» PROBLEM STATEMENT
Retrieve every line from the records in which the word "this" occurs.

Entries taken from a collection

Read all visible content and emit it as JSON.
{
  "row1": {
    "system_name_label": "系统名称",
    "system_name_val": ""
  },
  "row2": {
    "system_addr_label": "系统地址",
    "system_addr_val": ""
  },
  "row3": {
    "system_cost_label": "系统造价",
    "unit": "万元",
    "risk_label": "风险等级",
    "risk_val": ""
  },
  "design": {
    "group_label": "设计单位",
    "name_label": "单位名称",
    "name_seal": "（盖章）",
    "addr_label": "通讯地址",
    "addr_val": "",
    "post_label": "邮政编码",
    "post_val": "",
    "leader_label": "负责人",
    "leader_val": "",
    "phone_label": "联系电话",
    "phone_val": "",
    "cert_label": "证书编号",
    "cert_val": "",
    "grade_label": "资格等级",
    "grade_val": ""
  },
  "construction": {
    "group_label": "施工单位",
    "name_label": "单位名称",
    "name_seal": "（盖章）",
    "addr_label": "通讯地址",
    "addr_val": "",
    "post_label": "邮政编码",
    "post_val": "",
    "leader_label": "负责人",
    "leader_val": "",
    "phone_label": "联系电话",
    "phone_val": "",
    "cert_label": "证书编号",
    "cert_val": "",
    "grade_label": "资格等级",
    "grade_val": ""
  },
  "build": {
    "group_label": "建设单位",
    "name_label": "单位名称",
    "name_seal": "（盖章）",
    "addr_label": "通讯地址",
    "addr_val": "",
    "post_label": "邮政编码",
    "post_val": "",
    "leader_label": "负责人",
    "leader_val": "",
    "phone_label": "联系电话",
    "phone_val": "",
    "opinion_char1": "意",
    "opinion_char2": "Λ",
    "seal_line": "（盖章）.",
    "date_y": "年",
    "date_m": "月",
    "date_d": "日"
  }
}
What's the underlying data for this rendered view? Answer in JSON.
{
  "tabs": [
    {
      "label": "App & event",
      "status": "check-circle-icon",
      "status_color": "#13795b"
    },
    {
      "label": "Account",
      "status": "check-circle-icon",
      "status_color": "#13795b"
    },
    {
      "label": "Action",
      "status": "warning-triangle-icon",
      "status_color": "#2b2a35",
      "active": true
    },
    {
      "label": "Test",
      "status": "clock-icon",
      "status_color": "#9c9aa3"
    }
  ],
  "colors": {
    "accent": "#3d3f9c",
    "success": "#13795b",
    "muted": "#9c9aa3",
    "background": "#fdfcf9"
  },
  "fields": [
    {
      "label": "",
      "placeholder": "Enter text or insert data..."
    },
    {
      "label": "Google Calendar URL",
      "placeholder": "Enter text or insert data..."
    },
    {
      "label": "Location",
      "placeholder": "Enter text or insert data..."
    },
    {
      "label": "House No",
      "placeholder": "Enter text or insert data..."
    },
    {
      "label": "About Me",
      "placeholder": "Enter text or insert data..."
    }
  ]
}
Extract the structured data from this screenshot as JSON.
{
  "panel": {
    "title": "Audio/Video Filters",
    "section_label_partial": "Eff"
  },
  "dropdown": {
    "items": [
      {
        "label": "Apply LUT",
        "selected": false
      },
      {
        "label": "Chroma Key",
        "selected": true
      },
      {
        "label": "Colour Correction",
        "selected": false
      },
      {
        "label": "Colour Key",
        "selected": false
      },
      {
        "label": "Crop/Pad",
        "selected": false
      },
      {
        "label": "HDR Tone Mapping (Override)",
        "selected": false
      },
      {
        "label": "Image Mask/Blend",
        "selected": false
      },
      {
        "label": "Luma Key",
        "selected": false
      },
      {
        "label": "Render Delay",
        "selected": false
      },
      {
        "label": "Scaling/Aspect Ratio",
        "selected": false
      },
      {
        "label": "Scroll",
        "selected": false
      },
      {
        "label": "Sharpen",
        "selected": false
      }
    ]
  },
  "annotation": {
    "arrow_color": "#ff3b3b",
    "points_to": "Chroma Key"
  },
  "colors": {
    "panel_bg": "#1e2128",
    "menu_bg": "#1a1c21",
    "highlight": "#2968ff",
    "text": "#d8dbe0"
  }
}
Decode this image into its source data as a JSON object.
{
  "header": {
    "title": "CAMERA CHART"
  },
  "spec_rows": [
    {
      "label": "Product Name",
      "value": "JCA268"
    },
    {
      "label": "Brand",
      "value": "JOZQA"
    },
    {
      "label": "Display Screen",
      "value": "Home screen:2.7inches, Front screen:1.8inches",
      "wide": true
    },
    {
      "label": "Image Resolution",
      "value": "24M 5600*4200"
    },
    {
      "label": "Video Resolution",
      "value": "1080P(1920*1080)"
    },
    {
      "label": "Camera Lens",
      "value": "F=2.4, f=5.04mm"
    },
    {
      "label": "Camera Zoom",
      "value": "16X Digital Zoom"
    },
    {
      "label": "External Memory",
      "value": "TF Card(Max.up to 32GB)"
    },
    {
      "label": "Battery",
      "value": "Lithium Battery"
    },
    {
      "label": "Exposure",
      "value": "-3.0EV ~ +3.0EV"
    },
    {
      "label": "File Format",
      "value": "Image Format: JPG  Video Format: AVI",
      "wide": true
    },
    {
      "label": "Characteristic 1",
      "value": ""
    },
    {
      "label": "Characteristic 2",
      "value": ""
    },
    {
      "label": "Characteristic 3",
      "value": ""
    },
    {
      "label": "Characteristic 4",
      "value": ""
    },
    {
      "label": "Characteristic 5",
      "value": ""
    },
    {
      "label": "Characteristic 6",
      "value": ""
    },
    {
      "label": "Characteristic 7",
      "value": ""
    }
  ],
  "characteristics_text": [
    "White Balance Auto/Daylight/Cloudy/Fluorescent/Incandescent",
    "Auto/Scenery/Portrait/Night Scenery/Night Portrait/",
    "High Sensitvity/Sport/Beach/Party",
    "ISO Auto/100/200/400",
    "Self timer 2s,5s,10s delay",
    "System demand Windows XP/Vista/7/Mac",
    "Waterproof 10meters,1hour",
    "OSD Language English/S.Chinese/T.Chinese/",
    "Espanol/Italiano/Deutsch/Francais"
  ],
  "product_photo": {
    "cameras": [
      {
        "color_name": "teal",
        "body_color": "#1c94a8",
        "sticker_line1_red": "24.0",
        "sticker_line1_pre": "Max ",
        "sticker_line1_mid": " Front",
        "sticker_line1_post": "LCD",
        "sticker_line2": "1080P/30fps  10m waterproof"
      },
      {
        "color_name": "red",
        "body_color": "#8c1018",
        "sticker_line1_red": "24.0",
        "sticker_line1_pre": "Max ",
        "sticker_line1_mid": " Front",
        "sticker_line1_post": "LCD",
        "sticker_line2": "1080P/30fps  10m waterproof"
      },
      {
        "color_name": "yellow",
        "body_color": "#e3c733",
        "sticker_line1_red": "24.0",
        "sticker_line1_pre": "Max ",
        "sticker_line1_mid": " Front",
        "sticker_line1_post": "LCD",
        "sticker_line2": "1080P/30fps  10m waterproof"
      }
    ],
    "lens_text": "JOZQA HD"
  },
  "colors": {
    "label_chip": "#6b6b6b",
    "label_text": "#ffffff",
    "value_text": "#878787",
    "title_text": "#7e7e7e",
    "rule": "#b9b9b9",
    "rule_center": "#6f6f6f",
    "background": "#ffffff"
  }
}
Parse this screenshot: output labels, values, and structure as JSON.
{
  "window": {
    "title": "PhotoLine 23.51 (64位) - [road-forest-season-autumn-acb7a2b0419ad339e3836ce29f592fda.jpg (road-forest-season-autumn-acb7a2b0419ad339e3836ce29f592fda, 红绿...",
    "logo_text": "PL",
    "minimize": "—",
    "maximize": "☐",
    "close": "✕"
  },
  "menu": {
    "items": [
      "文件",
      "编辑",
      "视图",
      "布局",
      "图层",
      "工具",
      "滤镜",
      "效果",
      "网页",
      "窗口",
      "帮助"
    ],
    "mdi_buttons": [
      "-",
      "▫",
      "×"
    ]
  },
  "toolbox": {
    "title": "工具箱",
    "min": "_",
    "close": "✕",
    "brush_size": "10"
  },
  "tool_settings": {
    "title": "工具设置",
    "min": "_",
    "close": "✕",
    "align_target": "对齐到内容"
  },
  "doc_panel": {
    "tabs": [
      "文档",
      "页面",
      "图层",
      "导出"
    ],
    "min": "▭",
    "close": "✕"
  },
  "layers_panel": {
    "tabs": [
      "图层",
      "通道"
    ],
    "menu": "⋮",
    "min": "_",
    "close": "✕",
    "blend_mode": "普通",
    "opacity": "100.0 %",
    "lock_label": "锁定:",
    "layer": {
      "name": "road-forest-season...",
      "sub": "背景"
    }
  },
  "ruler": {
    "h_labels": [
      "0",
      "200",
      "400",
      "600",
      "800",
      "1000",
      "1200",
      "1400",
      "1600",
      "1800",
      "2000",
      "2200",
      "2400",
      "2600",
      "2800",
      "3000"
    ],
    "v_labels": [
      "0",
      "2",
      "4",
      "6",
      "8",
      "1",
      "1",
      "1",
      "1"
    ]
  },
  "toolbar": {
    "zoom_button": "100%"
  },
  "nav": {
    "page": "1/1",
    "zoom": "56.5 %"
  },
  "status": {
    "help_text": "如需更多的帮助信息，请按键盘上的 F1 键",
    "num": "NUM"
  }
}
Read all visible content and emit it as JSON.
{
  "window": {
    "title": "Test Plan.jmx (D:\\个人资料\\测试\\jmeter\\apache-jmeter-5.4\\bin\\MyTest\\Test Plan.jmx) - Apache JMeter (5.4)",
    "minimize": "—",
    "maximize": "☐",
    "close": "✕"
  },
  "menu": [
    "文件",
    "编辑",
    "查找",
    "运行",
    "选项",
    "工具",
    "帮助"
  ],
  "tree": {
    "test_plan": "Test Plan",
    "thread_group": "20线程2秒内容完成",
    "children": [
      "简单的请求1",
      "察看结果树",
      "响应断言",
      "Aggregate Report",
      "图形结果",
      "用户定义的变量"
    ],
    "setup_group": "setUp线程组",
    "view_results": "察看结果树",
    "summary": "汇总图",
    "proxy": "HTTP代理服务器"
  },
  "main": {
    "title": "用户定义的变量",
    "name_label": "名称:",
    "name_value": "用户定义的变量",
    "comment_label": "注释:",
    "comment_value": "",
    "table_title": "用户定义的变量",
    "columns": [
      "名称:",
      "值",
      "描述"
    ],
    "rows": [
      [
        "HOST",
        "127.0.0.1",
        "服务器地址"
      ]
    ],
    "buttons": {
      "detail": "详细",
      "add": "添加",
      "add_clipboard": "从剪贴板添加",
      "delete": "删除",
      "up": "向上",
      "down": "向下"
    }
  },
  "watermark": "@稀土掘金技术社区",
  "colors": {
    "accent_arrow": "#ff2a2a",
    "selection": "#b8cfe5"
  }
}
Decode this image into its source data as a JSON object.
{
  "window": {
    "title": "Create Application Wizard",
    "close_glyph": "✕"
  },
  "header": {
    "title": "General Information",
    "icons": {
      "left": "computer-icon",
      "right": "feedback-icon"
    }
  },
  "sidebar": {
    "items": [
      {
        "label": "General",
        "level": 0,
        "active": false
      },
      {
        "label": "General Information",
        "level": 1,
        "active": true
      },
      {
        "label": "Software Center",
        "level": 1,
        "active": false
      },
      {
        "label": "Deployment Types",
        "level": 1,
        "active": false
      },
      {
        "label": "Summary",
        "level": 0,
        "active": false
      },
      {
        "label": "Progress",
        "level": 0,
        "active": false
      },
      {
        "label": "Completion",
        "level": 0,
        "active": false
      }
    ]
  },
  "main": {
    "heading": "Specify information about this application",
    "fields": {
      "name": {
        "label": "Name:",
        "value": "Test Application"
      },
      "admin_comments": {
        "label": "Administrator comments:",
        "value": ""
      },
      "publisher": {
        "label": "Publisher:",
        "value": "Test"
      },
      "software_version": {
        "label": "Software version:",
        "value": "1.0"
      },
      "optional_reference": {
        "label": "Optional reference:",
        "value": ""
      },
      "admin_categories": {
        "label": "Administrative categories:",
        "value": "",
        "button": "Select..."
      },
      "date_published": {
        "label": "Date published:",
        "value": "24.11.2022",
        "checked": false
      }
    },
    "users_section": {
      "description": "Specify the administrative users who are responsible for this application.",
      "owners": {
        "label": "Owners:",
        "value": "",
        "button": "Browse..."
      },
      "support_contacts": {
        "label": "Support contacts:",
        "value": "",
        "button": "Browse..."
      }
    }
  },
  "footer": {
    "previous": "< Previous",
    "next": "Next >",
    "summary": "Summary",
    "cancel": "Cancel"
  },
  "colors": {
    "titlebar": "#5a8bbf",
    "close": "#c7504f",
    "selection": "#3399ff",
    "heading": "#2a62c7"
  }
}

» FINISHED EXERCISE
What's the underlying data for this rendered view? Answer in JSON.
Extract the structured data from this screenshot as JSON.
Decode this image into its source data as a JSON object.
Parse this screenshot: output labels, values, and structure as JSON.
Decode this image into its source data as a JSON object.
    "heading": "Specify information about this application",
      "description": "Specify the administrative users who are responsible for this application.",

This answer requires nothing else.